But at the centre of this enormous film is a real heart and I can’t help thinking that Raimi must have tapped into his inner 9 year-old and found him effusive and mischievous. There’s not a dull scene in the entire picture and it is the story’s simplicity and the deceptively ‘simple’ way Raimi chose to direct it that makes it more human. Visual pyrotechnics are held in check until the action scenes and the dramatic conflicts (in civvies so to speak) are almost always covered very formally. There are at least three slow track-ins towards Maguire’s blue eyes and each is valid, each is right and each brings more depth to the film. Maguire is extraordinary. The other casting is uncannily spot on. Kudos has to go to one of the very few men prepared to have his face blown up on to a cinema screen and not have his teeth fixed – Alfred Molina, we are not worthy.

Every since Molina’s Sapito got nailed by a death trap after double-crossing Indiana Jones I’ve had my eye on him. He pops up in curious places (the alien baby’s dad in Species, stuffing himself very publicly with Chocolat) but he has found his niche as Doctor Otto Octavius.
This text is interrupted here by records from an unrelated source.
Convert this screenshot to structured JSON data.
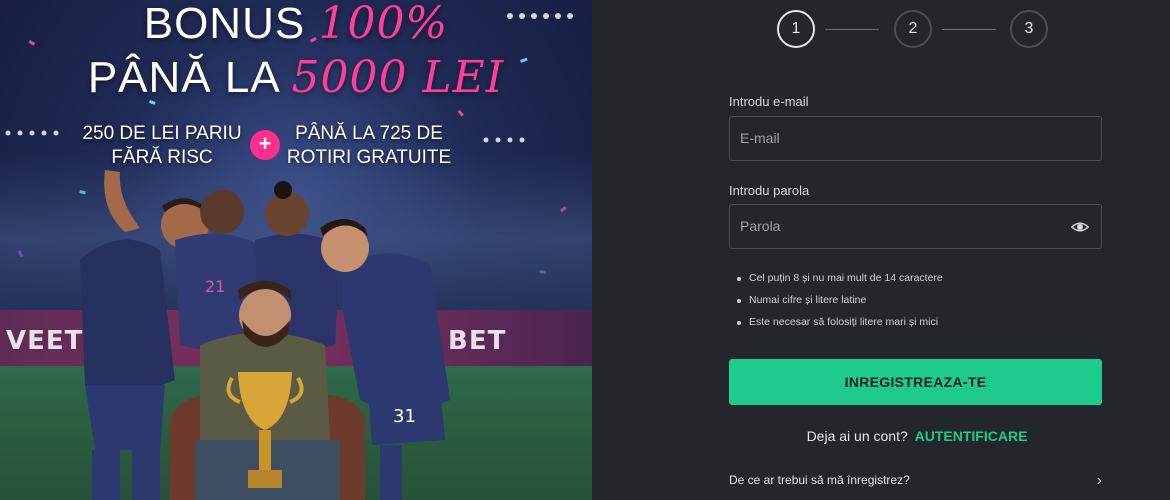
{
  "promo": {
    "headline_line1_white": "BONUS",
    "headline_line1_pink": "100%",
    "headline_line2_white": "PÂNĂ LA",
    "headline_line2_pink": "5000 LEI",
    "offer_left": "250 DE LEI PARIU FĂRĂ RISC",
    "plus_symbol": "+",
    "offer_right": "PÂNĂ LA 725 DE ROTIRI GRATUITE",
    "ad_board_left": "VEET",
    "ad_board_right": "BET",
    "jersey_numbers": [
      "21",
      "31"
    ],
    "accent_color": "#ff3d9a"
  },
  "stepper": {
    "steps": [
      "1",
      "2",
      "3"
    ],
    "active_step": 1
  },
  "form": {
    "email_label": "Introdu e-mail",
    "email_placeholder": "E-mail",
    "email_value": "",
    "password_label": "Introdu parola",
    "password_placeholder": "Parola",
    "password_value": "",
    "password_toggle_icon": "eye-icon",
    "rules": [
      "Cel puțin 8 și nu mai mult de 14 caractere",
      "Numai cifre și litere latine",
      "Este necesar să folosiți litere mari și mici"
    ],
    "register_label": "INREGISTREAZA-TE",
    "register_color": "#1fcb8c",
    "have_account_text": "Deja ai un cont?",
    "login_link": "AUTENTIFICARE",
    "why_register": "De ce ar trebui să mă înregistrez?",
    "why_icon": "chevron-right-icon"
  }
}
He treads the fine line between villainy and pathos so well that you really do feel sorry for the poor bastard at the end. His relationship with his wife is especially touching. Rose Octavius is played by an actress who has a screen presence that is quite beguiling. Just looking at her makes me feel calm. Donna Murphy is renowned in the US and her turn in Star Trek Insurrection was one of the only things worth seeing that movie for.

Kirsten Dunst seemed to have undertaken a transformation. Her face (airbrushed perfect as a model for cosmetics in the film) torments Peter at every turn. When we see the real thing, it’s as if Raimi has added worry lines and shadows under her eyes. The real thing is older and yearning for something she knows is there but unable to grasp why it’s not coming out. She also knows that Peter Parker is Spider-man (OK, she doesn’t really know but she announces that she did after she sees the very Parkerish Peter running around in Spidey’s costume saving her ass for the n’th time). The upside down kiss she shared with Spider-man in the first film is lovingly re-created but with her own all American astronaut boyfriend. It’s a tender moment, as if she were rehearsing for the truth.
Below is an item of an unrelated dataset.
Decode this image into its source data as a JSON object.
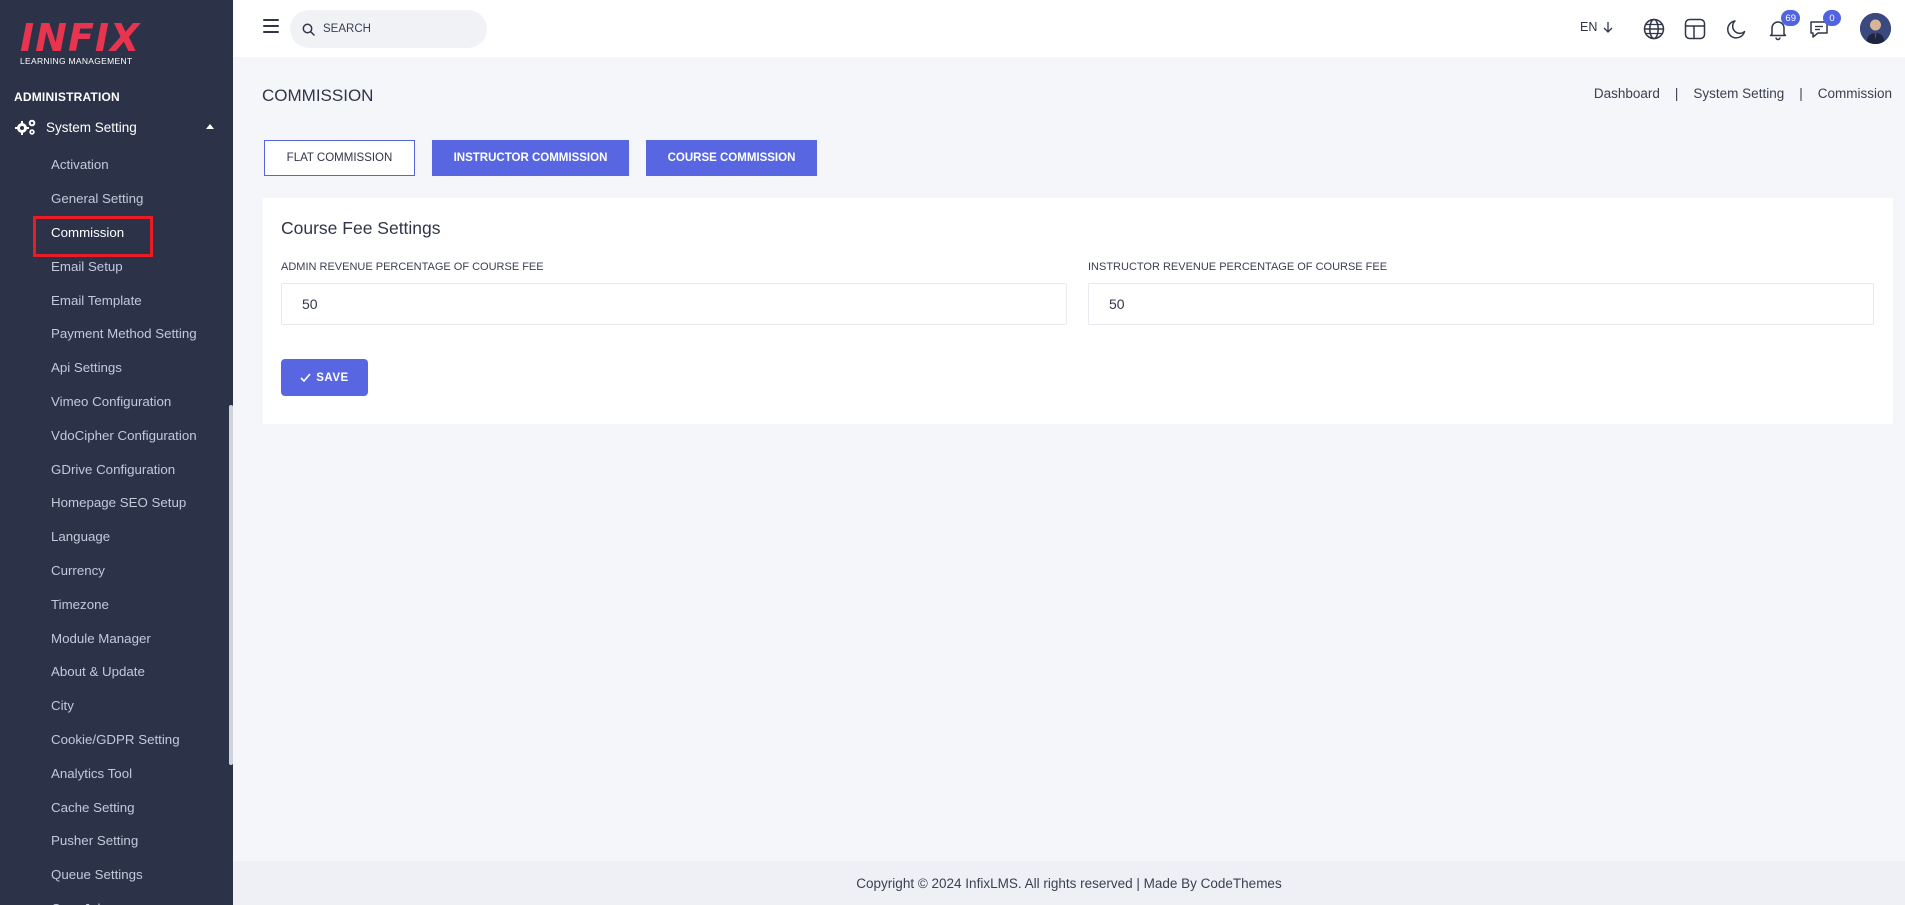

There are two sublime moments of subtext in the film worth noting. Given that Peter seems incapable of being honest with the love of his life, it’s wonderfully playful that the play Mary-Jane is starring in is Wilde’s The Importance of Being Earnest. Having evaded any profound or heavy conversation about his feelings towards MJ, Peter ends up watching as a wall starts to fall on to his loved one in the climax of the movie. As Spider-man he intercepts the tumbling brickwork and ends up standing over MJ literally holding up the immense wall stopping it from crushing her.

“This is really heavy,” he says.

I barked with glee in the cinema. The moment has come to tell her that he’s in love with her (a heavy conversation no doubt) and he’s standing there with tons of masonry scrabbling to hit the ground. Bravo. Hollywood can be terribly broad and unsubtle sometimes in the search for the dollar-many but when art and commerce collide, it’s a joy to behold.

Sam Raimi, thank you. He may have shirked off his outsider status by sleeping with the big boys but he’s still making (big, I grant you) outsider movies.

Spider-Man 2

USA 20045
127 mins
director5
Sam Raimi
producers
Abi Arad
Laura Ziskin
screenplay
Alvin Sargent
screen story
Alfred Gough
Miles Millar
Michael Chabon
comic book5
Stan Lee
Steve Ditko
cinematography
Bill Pope
editor5
Bob Murawski
music
Danny Elfman
production design
Neil Spisak
starring
Tobey Maguire
Kirsten Dunst
James Franco
Alfred Molina
Rosemary Harris
review posted
22 July 2004